### WHAT YOU ARE ASKED TO DO
Whether an entry is long or short, retype it exactly.
[[ DATASET, beginning ]]
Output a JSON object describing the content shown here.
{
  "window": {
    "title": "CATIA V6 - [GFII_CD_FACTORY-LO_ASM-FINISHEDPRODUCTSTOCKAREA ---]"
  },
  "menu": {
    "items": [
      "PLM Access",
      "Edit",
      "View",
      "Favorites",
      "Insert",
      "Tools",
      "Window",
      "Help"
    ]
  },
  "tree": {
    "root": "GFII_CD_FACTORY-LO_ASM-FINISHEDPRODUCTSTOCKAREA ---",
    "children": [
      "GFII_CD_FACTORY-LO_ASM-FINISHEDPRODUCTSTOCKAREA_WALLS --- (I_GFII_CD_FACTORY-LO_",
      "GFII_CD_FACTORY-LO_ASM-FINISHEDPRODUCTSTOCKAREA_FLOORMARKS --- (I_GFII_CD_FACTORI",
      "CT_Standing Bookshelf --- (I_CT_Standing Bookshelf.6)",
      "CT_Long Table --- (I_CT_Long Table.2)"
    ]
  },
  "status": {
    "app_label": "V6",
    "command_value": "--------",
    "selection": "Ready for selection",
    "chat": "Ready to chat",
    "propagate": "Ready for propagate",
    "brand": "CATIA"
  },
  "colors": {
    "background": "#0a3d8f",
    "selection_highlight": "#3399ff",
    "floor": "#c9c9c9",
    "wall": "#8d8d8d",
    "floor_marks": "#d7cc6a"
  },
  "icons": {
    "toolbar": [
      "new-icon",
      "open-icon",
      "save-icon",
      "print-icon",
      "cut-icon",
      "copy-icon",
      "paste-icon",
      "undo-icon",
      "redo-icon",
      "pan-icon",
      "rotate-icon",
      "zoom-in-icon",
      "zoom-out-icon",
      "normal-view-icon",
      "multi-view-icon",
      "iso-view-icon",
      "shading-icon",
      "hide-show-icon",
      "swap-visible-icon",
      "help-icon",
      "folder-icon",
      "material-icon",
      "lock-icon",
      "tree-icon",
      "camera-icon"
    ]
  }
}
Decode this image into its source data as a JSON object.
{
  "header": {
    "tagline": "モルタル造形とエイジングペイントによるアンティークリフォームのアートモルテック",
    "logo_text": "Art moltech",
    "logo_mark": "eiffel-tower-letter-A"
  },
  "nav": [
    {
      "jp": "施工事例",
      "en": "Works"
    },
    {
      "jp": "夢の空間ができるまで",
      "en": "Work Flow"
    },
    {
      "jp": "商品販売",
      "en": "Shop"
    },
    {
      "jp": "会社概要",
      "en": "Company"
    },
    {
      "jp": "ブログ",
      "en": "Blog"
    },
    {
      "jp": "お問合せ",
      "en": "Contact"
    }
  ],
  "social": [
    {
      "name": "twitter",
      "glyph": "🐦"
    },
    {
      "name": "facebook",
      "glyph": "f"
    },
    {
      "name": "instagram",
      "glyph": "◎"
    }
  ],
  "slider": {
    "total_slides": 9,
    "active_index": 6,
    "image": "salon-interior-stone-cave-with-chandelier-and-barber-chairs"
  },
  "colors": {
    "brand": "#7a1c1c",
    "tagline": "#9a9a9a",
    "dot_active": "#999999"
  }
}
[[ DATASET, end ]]
### SOLUTION BELOW
Output a JSON object describing the content shown here.
{
  "window": {
    "title": "CATIA V6 - [GFII_CD_FACTORY-LO_ASM-FINISHEDPRODUCTSTOCKAREA ---]"
  },
  "menu": {
    "items": [
      "PLM Access",
      "Edit",
      "View",
      "Favorites",
      "Insert",
      "Tools",
      "Window",
      "Help"
    ]
  },
  "tree": {
    "root": "GFII_CD_FACTORY-LO_ASM-FINISHEDPRODUCTSTOCKAREA ---",
    "children": [
      "GFII_CD_FACTORY-LO_ASM-FINISHEDPRODUCTSTOCKAREA_WALLS --- (I_GFII_CD_FACTORY-LO_",
      "GFII_CD_FACTORY-LO_ASM-FINISHEDPRODUCTSTOCKAREA_FLOORMARKS --- (I_GFII_CD_FACTORI",
      "CT_Standing Bookshelf --- (I_CT_Standing Bookshelf.6)",
      "CT_Long Table --- (I_CT_Long Table.2)"
    ]
  },
  "status": {
    "app_label": "V6",
    "command_value": "--------",
    "selection": "Ready for selection",
    "chat": "Ready to chat",
    "propagate": "Ready for propagate",
    "brand": "CATIA"
  },
  "colors": {
    "background": "#0a3d8f",
    "selection_highlight": "#3399ff",
    "floor": "#c9c9c9",
    "wall": "#8d8d8d",
    "floor_marks": "#d7cc6a"
  },
  "icons": {
    "toolbar": [
      "new-icon",
      "open-icon",
      "save-icon",
      "print-icon",
      "cut-icon",
      "copy-icon",
      "paste-icon",
      "undo-icon",
      "redo-icon",
      "pan-icon",
      "rotate-icon",
      "zoom-in-icon",
      "zoom-out-icon",
      "normal-view-icon",
      "multi-view-icon",
      "iso-view-icon",
      "shading-icon",
      "hide-show-icon",
      "swap-visible-icon",
      "help-icon",
      "folder-icon",
      "material-icon",
      "lock-icon",
      "tree-icon",
      "camera-icon"
    ]
  }
}
Decode this image into its source data as a JSON object.
{
  "header": {
    "tagline": "モルタル造形とエイジングペイントによるアンティークリフォームのアートモルテック",
    "logo_text": "Art moltech",
    "logo_mark": "eiffel-tower-letter-A"
  },
  "nav": [
    {
      "jp": "施工事例",
      "en": "Works"
    },
    {
      "jp": "夢の空間ができるまで",
      "en": "Work Flow"
    },
    {
      "jp": "商品販売",
      "en": "Shop"
    },
    {
      "jp": "会社概要",
      "en": "Company"
    },
    {
      "jp": "ブログ",
      "en": "Blog"
    },
    {
      "jp": "お問合せ",
      "en": "Contact"
    }
  ],
  "social": [
    {
      "name": "twitter",
      "glyph": "🐦"
    },
    {
      "name": "facebook",
      "glyph": "f"
    },
    {
      "name": "instagram",
      "glyph": "◎"
    }
  ],
  "slider": {
    "total_slides": 9,
    "active_index": 6,
    "image": "salon-interior-stone-cave-with-chandelier-and-barber-chairs"
  },
  "colors": {
    "brand": "#7a1c1c",
    "tagline": "#9a9a9a",
    "dot_active": "#999999"
  }
}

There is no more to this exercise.